- 2 1/4 cups (295g) cake flour, do not substitute all-purpose
- 1 3/4 cup (350g) white sugar
- 4 teaspoons baking powder
- 1 teaspoon kosher salt
- 1/2 cup (115g) unsalted butter, room temperature
- 1 cup milk
- 1/4 cup vegetable oil, use a neutral flavored oil like canola or corn, not olive oil
- 6 egg whites
- 2 teaspoons vanilla extract
- 1/2 teaspoon almond extract
- Cooking spray
Preheat the oven:
Preheat the oven to 350°F.
Combine the flour, sugar, baking powder, and salt:
In the bowl of a stand mixer fitted with a paddle attachment, place the flour, sugar, baking powder, and salt.

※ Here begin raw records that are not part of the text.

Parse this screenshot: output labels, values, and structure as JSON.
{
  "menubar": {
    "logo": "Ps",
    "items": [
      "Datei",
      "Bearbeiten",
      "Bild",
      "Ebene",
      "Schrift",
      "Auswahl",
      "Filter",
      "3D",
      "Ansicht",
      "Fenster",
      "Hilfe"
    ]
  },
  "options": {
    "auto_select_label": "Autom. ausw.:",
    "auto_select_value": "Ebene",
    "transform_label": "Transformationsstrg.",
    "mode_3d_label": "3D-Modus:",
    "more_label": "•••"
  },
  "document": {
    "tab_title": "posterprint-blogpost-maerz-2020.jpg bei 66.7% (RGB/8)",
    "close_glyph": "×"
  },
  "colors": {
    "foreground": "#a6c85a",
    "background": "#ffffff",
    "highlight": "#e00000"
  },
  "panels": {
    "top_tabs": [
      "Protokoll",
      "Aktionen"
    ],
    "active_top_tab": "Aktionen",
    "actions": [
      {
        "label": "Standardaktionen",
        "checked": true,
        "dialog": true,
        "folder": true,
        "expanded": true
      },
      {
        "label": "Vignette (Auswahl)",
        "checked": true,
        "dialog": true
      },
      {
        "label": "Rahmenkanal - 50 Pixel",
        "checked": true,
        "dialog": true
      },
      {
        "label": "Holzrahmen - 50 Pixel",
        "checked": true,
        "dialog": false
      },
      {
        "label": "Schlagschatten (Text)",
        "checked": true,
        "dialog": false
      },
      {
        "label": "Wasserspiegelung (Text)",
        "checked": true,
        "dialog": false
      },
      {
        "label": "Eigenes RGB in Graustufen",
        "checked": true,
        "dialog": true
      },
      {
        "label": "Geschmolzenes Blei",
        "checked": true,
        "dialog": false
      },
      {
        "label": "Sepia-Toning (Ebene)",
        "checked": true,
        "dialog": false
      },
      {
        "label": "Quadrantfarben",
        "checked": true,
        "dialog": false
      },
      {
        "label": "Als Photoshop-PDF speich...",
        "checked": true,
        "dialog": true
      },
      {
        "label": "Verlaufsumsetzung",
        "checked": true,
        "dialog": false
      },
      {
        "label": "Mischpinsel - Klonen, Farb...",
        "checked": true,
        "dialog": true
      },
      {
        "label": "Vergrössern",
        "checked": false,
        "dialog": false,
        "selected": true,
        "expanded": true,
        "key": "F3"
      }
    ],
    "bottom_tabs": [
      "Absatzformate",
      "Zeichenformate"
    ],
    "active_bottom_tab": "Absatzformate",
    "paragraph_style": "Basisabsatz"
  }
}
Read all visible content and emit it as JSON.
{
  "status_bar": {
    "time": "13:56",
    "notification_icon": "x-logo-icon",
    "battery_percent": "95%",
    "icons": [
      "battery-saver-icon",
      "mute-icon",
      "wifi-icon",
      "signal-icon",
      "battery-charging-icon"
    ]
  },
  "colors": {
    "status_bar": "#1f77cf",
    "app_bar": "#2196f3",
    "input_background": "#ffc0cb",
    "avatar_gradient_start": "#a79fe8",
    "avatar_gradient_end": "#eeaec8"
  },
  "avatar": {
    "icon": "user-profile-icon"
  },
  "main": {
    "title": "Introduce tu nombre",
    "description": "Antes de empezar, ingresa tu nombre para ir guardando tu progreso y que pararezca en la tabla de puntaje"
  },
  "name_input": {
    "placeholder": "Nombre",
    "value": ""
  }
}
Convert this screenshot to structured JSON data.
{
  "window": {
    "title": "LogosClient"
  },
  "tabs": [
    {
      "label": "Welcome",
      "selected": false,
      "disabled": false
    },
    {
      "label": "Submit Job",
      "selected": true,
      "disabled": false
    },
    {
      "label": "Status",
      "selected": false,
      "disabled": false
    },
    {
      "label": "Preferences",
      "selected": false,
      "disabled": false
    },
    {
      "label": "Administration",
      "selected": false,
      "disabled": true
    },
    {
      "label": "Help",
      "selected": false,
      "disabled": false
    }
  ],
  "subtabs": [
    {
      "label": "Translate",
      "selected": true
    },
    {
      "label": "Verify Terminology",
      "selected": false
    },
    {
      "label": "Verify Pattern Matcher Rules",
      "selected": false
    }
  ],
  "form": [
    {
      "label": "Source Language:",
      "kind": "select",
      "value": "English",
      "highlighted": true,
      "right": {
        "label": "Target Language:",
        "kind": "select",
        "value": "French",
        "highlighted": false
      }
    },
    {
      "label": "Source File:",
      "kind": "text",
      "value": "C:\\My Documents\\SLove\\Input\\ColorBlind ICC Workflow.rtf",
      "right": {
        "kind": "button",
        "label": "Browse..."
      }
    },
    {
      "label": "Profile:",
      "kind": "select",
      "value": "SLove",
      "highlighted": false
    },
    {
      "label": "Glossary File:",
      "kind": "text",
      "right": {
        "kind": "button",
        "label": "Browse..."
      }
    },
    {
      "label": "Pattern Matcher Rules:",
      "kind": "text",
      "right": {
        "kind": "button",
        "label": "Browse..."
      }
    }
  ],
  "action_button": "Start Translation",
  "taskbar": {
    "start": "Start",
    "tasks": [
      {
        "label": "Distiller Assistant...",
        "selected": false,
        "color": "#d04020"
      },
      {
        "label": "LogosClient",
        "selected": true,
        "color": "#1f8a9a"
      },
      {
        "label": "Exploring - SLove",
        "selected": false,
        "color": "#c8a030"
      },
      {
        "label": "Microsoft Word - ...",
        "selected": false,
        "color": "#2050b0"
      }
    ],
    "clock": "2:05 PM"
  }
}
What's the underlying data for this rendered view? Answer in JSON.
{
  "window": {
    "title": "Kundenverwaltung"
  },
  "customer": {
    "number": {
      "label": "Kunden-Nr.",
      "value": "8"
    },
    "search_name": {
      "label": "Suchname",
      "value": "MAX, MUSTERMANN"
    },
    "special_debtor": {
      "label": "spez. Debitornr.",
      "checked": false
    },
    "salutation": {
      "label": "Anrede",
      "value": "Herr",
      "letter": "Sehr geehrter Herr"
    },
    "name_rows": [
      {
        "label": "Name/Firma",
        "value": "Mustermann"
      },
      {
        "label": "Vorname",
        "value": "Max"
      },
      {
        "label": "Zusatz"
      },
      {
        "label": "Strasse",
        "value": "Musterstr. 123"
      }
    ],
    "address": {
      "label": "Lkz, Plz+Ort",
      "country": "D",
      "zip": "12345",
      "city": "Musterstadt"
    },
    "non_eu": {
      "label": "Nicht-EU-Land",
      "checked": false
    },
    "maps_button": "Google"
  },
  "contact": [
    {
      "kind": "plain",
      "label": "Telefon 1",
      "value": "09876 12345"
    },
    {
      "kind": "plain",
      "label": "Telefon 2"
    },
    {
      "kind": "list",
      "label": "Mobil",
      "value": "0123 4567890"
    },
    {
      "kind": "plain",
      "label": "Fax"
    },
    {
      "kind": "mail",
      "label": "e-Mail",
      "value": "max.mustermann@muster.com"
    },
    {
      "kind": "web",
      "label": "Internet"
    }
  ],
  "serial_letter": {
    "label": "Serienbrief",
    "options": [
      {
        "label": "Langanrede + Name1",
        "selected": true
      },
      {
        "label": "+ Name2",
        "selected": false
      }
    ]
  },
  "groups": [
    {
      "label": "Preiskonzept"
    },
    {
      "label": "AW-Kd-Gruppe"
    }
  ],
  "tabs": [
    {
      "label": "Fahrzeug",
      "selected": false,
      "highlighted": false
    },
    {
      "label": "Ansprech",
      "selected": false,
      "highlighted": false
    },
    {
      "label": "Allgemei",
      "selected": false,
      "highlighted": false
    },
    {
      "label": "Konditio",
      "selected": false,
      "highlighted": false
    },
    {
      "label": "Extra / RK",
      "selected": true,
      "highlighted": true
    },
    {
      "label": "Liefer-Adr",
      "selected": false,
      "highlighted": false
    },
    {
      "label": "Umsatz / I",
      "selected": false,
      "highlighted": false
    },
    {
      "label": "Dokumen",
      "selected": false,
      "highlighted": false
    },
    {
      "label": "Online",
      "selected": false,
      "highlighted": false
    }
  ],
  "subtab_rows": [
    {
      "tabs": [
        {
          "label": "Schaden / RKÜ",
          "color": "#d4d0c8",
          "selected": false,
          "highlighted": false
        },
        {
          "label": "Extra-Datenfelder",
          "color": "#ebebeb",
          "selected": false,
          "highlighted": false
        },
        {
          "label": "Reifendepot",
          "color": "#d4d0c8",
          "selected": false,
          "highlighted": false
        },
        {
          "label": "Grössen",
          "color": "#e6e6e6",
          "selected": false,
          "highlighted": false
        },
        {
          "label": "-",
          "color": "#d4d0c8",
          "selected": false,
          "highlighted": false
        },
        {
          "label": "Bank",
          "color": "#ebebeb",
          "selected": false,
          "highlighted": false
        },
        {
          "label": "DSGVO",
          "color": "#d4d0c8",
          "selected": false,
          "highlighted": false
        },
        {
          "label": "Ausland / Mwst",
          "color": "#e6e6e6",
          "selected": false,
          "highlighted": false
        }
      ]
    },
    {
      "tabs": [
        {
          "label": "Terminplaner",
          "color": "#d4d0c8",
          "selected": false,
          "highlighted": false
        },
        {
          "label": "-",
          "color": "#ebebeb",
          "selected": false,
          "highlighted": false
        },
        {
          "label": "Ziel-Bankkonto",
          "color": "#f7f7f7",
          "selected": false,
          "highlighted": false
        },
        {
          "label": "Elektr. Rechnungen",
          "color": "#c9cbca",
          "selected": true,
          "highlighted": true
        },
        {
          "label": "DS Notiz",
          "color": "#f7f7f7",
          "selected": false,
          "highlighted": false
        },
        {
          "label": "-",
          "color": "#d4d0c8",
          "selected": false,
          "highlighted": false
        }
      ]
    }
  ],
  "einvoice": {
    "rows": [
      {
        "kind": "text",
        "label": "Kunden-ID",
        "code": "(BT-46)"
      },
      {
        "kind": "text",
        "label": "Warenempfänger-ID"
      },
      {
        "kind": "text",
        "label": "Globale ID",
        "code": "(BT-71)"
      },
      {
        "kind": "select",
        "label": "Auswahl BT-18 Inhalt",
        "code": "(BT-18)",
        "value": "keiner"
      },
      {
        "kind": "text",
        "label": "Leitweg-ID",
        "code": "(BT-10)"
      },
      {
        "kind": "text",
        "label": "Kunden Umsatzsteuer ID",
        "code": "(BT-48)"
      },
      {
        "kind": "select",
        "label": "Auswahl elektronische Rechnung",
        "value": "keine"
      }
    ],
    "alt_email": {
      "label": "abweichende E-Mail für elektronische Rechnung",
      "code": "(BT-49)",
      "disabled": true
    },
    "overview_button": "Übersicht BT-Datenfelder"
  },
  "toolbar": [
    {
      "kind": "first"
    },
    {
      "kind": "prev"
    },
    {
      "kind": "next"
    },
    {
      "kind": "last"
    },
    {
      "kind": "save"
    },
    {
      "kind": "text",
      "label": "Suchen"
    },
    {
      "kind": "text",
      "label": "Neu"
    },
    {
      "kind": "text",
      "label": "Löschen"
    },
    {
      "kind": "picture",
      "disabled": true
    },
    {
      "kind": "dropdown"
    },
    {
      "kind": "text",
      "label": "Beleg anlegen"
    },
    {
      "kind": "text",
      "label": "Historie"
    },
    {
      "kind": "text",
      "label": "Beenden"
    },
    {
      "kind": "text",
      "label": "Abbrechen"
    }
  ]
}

Turn the mixer on the lowest speed, stir to combine, 5 to 10 seconds.
Cut butter and mix into dry ingredients:
Cut the butter into 1/2 inch cubes and sprinkle over the dry ingredients. Turn the mixer onto medium-low speed and mix, until the butter has broken down into the dry ingredients and you can’t see any more butter lumps, just moist crumbs, 1 1/2 minutes to 2 minutes.
Combine wet ingredients:
Into a large measuring cup or a medium bowl, add the milk, vegetable oil, egg whites, vanilla, and almond extract. Whisk to combine.
Add in wet ingredients:
Add most of the wet ingredients into the mixer, reserving about 1/2 cup of liquid.
Mix on medium slow speed, about 1 minute. Scrape down the sides and bottom of the bowl. Add the remaining wet ingredients and mix for an additional 30 seconds. Again, scrape down the sides and bottom of the bowl. Mix for an additional 15 seconds to make sure everything is incorporated and well blended.
Prepare baking pan and pour in batter:
Spray a 9 x 13 x 2-inch pan with cooking spray. You can also line the pan with parchment paper for easier removal.
Pour the batter into the prepared pan and tap the pan firmly on the counter or table a couple of times to settle the batter and pop any air bubbles that may have formed.
Bake the cake:
Bake in the oven, until the top is golden brown, the edges are pulling away from the pan slightly, and a toothpick comes out clean with inserted in the center, 30 to 35 minutes.
Cool the cake, frost and serve:
Let the cake cool completely on a wire cooling rack until room temperature before attempting to frost it, about 2 hours depending on the temperature of your kitchen.
The frosting used in the photos is Whipped Cream Cheese Frosting.